Federman’s quest to reinvent himself is of a piece with a number of other films in the festival, which is no surprise, considering the penchant of Jewish artists — regardless of medium — to explore the nature of identity. “Even if we feel very at home in a new place and with a new life, there is always a complex connection to our roots and heritage,” Antsis said in discussing the lineup of identity-themed offerings at the festival. Among them: Sderot: Rock in the Red Zone, a documentary that is as much about filmmaker and former Angeleno Laura Biadis’ love affair with what ultimately became her new hometown as it is about the Israeli border town’s reputation as an incubator for rock bands; The Dove Flyer, which follows a group of Iraqi Jews who are forced to immigrate to Israel; and Joachim Prinz: I Shall Not Be Silent, a documentary that brings to light the life of a man who fought to reclaim the identity of two groups: German Jews in the 1930s and African Americans in the 1950s and ’60s.
Prinz’s battle for civil rights included a seminal speech given in front of the Lincoln Memorial at the March on Washington for Jobs and Freedom on Aug. 28, 1963 — a speech that has been largely overlooked because of the one given immediately after by his friend and colleague, Dr. Martin Luther King, Jr.
“When I read the text of his speech, it was like I had been waiting my whole life to hear these words that were written before I was even born,” exclaimed Rachel Eskin-Fisher, the Mount Airy native who co-directed the film. “I studied black history, civil rights and Jewish history, but I had never heard of him before.”
For someone whose dissertation was on Jewish genealogy and who says she founded a production company with her partner, Rachel Pasternak, specifically to “find these incredible stories from the past and retell them so they didn’t get lost,” bringing Prinz’s life story back to life was the ideal project.
The film is a testament to the power of research — it is replete not just with riveting footage from the civil rights era, but with photos and home movies of Prinz’s time as a rabbi in 1930s Berlin. During that time, Prinz was arrested multiple times by the Nazis for continuing to preach to his congregants about the power of Judaism as the cornerstone of their identity and, at the same time, urging them to flee the country before what he correctly saw as the inevitable endgame.
Eskin-Fisher and Paternak follow the rabbi’s story as he is expelled from Germany and lands in Newark, N.J., where he soon takes up the cause of fighting against an institutionalized prejudice that had an all-too-familiar echo for him. He joined forces with like-minded religious leaders, including King, whom he began corresponding with as early as 1958.

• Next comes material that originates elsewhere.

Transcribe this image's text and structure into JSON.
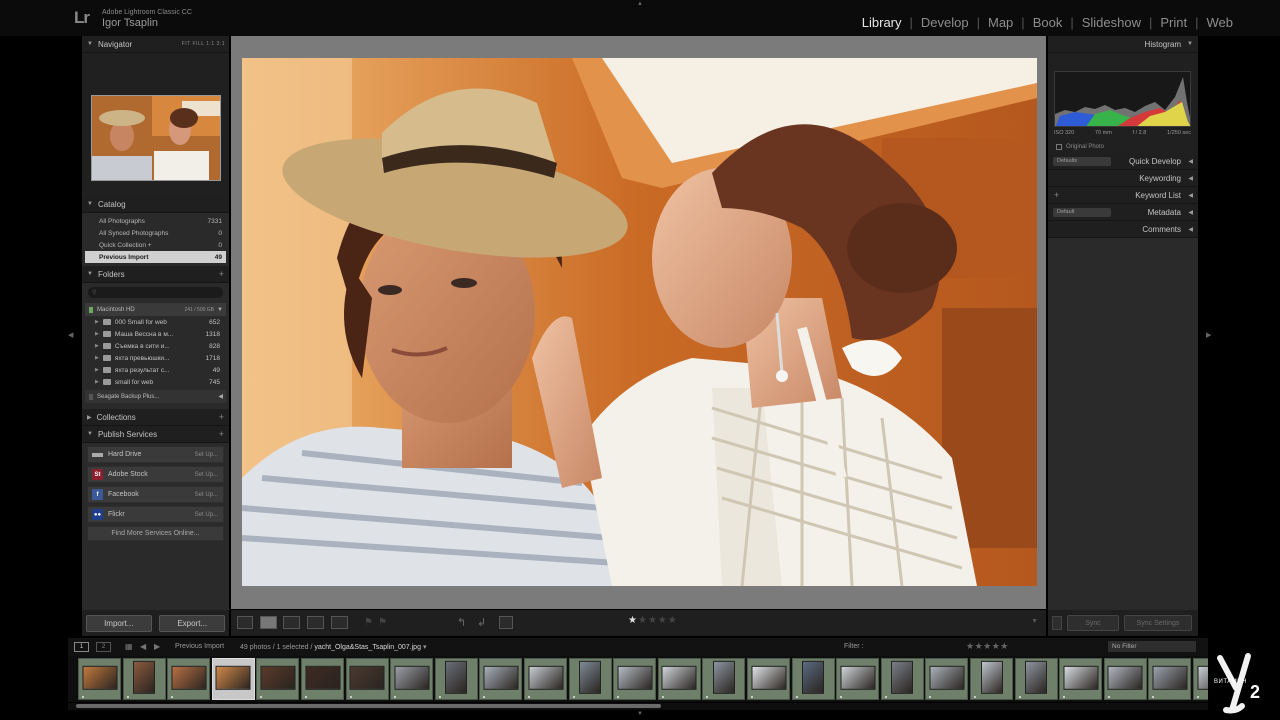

“We did this so that he wouldn’t get lost to history — if we didn’t, he would be largely forgotten,” Eskin-Fisher said with conviction.
For those wanting to learn more about this unsung figure of two separate movements and about the process of documenting him, Eskin-Fisher will be on hand, along with Prinz’s daughter, Deborah, after the showing of the film on Nov. 11 as part of the festival’s numerous special events.
Other notable happenings during this year’s festival include a book signing and reception with Etgar Keret, opening and closing night receptions and a brunch with Russ & Daughters specialties, an event that already has a lengthy waiting list.
IF YOU GO
Philadelphia Jewish Film Festival
Nov. 1 to 16
Various locations in the Philadelphia area